I can’t help but feel the same whils treading Andrew Joseph White’s books. An overwhelming sense that those kids are exactly like me, they move like me, flap their hands, fidget and in many ways think just like me. We are both transgender and neurodivergent, we are safe.

I’ve been doing pro-neurodiversity and queer activism for nearly 8 years now and I’ve met so many autistic queer people from Russia, Ukraine, Belarus, UK and the USA. If I had to pick one thread that united all of us it would be the feeling of loneliness and alienation. Many of us feel like there is no place for us in society and even in queer communities we are often invisible.

Stories about transgender people in the mainstream media and even in niche queer fiction mostly feature neurotypical people. Almost all autistic characters are white cisgender men.
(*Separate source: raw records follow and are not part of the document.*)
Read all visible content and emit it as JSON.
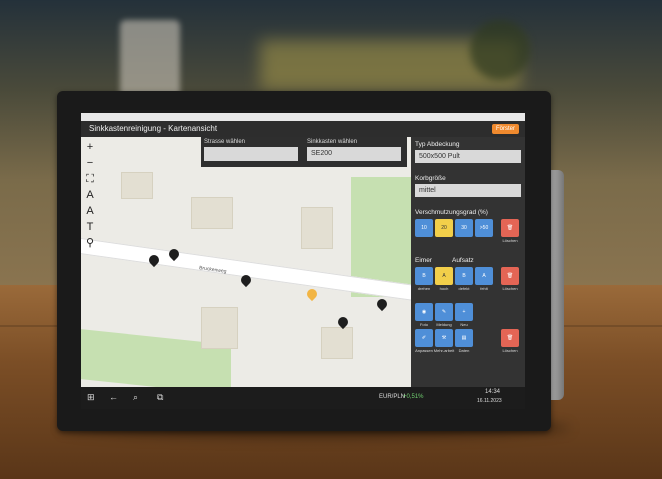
{
  "app": {
    "title": "Sinkkastenreinigung - Kartenansicht",
    "mode_button": "Förster"
  },
  "map": {
    "road_name": "Bruckenweg",
    "tools": [
      {
        "icon": "zoom-in-icon",
        "glyph": "+"
      },
      {
        "icon": "zoom-out-icon",
        "glyph": "−"
      },
      {
        "icon": "fullscreen-icon",
        "glyph": "⛶"
      },
      {
        "icon": "text-size-large-icon",
        "glyph": "A"
      },
      {
        "icon": "text-size-small-icon",
        "glyph": "A"
      },
      {
        "icon": "text-icon",
        "glyph": "T"
      },
      {
        "icon": "location-icon",
        "glyph": "⚲"
      }
    ]
  },
  "selects": {
    "street": {
      "label": "Strasse wählen",
      "value": ""
    },
    "sink": {
      "label": "Sinkkasten wählen",
      "value": "SE200"
    }
  },
  "panel": {
    "cover_type": {
      "label": "Typ Abdeckung",
      "value": "500x500 Pult"
    },
    "basket_size": {
      "label": "Korbgröße",
      "value": "mittel"
    },
    "soiling": {
      "label": "Verschmutzungsgrad (%)",
      "options": [
        "10",
        "20",
        "30",
        ">50"
      ],
      "delete": "Löschen"
    },
    "bucket": {
      "label": "Eimer",
      "label2": "Aufsatz",
      "buttons": [
        {
          "glyph": "B",
          "caption": "drehen"
        },
        {
          "glyph": "A",
          "caption": "hoch"
        },
        {
          "glyph": "B",
          "caption": "defekt"
        },
        {
          "glyph": "A",
          "caption": "fehlt"
        }
      ],
      "delete": "Löschen"
    },
    "actions": [
      {
        "icon": "camera-icon",
        "caption": "Foto"
      },
      {
        "icon": "note-icon",
        "caption": "Meldung"
      },
      {
        "icon": "plus-icon",
        "caption": "Neu"
      },
      {
        "icon": "pencil-icon",
        "caption": "Anpassen"
      },
      {
        "icon": "tools-icon",
        "caption": "Mehr-arbeit"
      },
      {
        "icon": "data-icon",
        "caption": "Daten"
      }
    ],
    "actions_delete": "Löschen"
  },
  "taskbar": {
    "currency": "EUR/PLN",
    "change": "+0,51%",
    "time": "14:34",
    "date": "16.11.2023"
  }
}
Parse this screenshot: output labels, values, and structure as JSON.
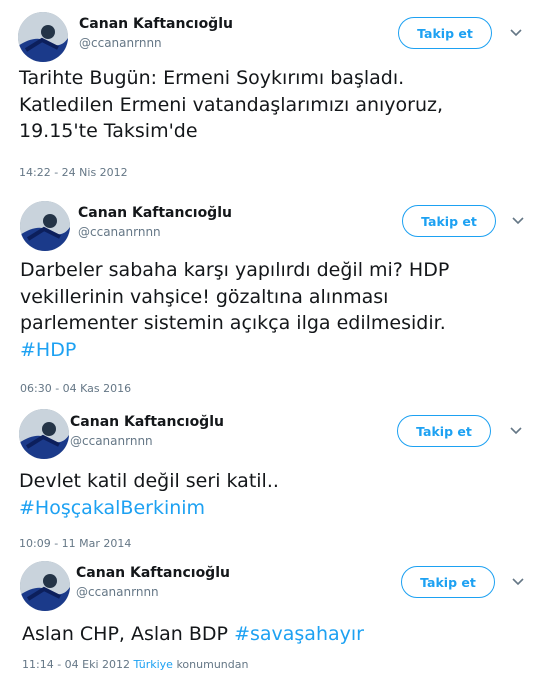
{
  "tweets": [
    {
      "name": "Canan Kaftancıoğlu",
      "handle": "@ccananrnnn",
      "follow_label": "Takip et",
      "lines": [
        "Tarihte Bugün: Ermeni Soykırımı başladı.",
        "Katledilen Ermeni vatandaşlarımızı anıyoruz,",
        "19.15'te Taksim'de"
      ],
      "timestamp": "14:22 - 24 Nis 2012"
    },
    {
      "name": "Canan Kaftancıoğlu",
      "handle": "@ccananrnnn",
      "follow_label": "Takip et",
      "lines": [
        "Darbeler sabaha karşı yapılırdı değil mi? HDP",
        "vekillerinin vahşice! gözaltına alınması",
        "parlementer sistemin açıkça ilga edilmesidir."
      ],
      "hashtag": "#HDP",
      "timestamp": "06:30 - 04 Kas 2016"
    },
    {
      "name": "Canan Kaftancıoğlu",
      "handle": "@ccananrnnn",
      "follow_label": "Takip et",
      "lines": [
        "Devlet katil değil seri katil.."
      ],
      "hashtag": "#HoşçakalBerkinim",
      "timestamp": "10:09 - 11 Mar 2014"
    },
    {
      "name": "Canan Kaftancıoğlu",
      "handle": "@ccananrnnn",
      "follow_label": "Takip et",
      "text": "Aslan CHP, Aslan BDP ",
      "hashtag": "#savaşahayır",
      "timestamp": "11:14 - 04 Eki 2012",
      "location": "Türkiye",
      "location_suffix": " konumundan"
    }
  ],
  "colors": {
    "accent": "#1da1f2",
    "secondary_text": "#657786",
    "primary_text": "#14171a"
  },
  "icons": {
    "menu": "chevron-down-icon"
  }
}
Its extremely frustrating because media portrayals massively impact how we see ourselves in society and how society see us too. Problems which White’s characters often find themselves up against.

In other media autistic people are infantilised and transgender people reduced to nothing but expressions of gender dysphoria. Andrew Joseph White’s media avoids all of that delivering developed characters who feel complex and alive. Characters which feel so much deeper than representation elsewhere with over simplifications of the barriers and issues marginalised youth often find themselves up against.
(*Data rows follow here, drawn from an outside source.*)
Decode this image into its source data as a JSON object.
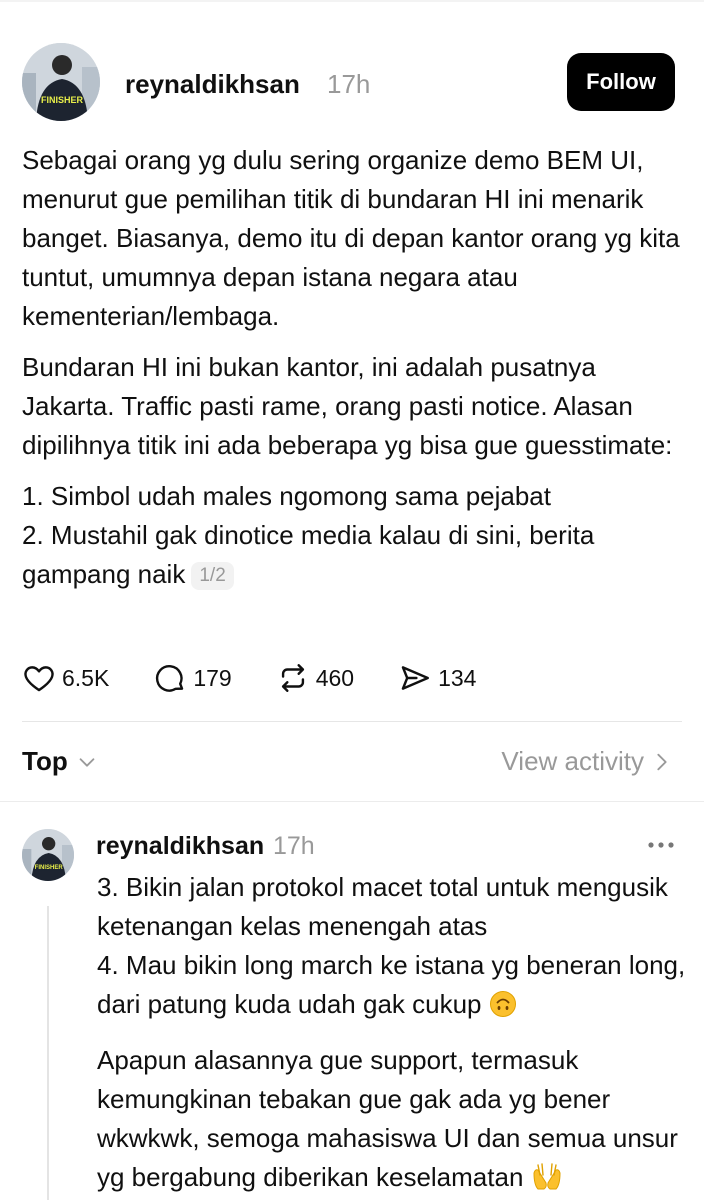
{
  "post": {
    "username": "reynaldikhsan",
    "time": "17h",
    "follow_label": "Follow",
    "paragraphs": [
      "Sebagai orang yg dulu sering organize demo BEM UI, menurut gue pemilihan titik di bundaran HI ini menarik banget. Biasanya, demo itu di depan kantor orang yg kita tuntut, umumnya depan istana negara atau kementerian/lembaga.",
      "Bundaran HI ini bukan kantor, ini adalah pusatnya Jakarta. Traffic pasti rame, orang pasti notice. Alasan dipilihnya titik ini ada beberapa yg bisa gue guesstimate:"
    ],
    "list_line_1": "1. Simbol udah males ngomong sama pejabat",
    "list_line_2": "2. Mustahil gak dinotice media kalau di sini, berita gampang naik",
    "page_indicator": "1/2",
    "stats": {
      "likes": "6.5K",
      "comments": "179",
      "reposts": "460",
      "shares": "134"
    }
  },
  "sort": {
    "label": "Top",
    "view_activity": "View activity"
  },
  "reply": {
    "username": "reynaldikhsan",
    "time": "17h",
    "lines": [
      "3. Bikin jalan protokol macet total untuk mengusik ketenangan kelas menengah atas",
      "4. Mau bikin long march ke istana yg beneran long, dari patung kuda udah gak cukup"
    ],
    "paragraph": "Apapun alasannya gue support, termasuk kemungkinan tebakan gue gak ada yg bener wkwkwk, semoga mahasiswa UI dan semua unsur yg bergabung diberikan keselamatan"
  },
  "avatar_badge_text": "FINISHER",
  "colors": {
    "text": "#101010",
    "muted": "#999999",
    "button": "#000000",
    "divider": "#e6e6e6"
  },
  "icons": [
    "heart-icon",
    "comment-icon",
    "repost-icon",
    "share-icon",
    "chevron-down-icon",
    "chevron-right-icon",
    "more-icon"
  ]
}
Throughout the story society tries its best to reassert control over Benji, Nick and Silas in order to make them more submissive and convenient. But the youths refuse to accept injustice and are angry with a rage that could shake the world. A rage that is openly celebrated in the text.


White dedicated Hell Followed With Us to “the kids who sharpen their teeth and bite”. I think this is a beautifully poignant dedication in a time where our politicians are doing everything to restrict transgender teenagers from being themselves.

I hope to see more writing from autistic transgender authors following Andrew Joseph White’s writing making it to the New York Times best seller list. I hope that new generations of kids will get to read about how we are here and we are real people – not just some “special interest” story for the tabloids.

Check out more of our reviews sourced from the trans community here. Or perhaps fanfiction is more your speed, we’ve got you covered!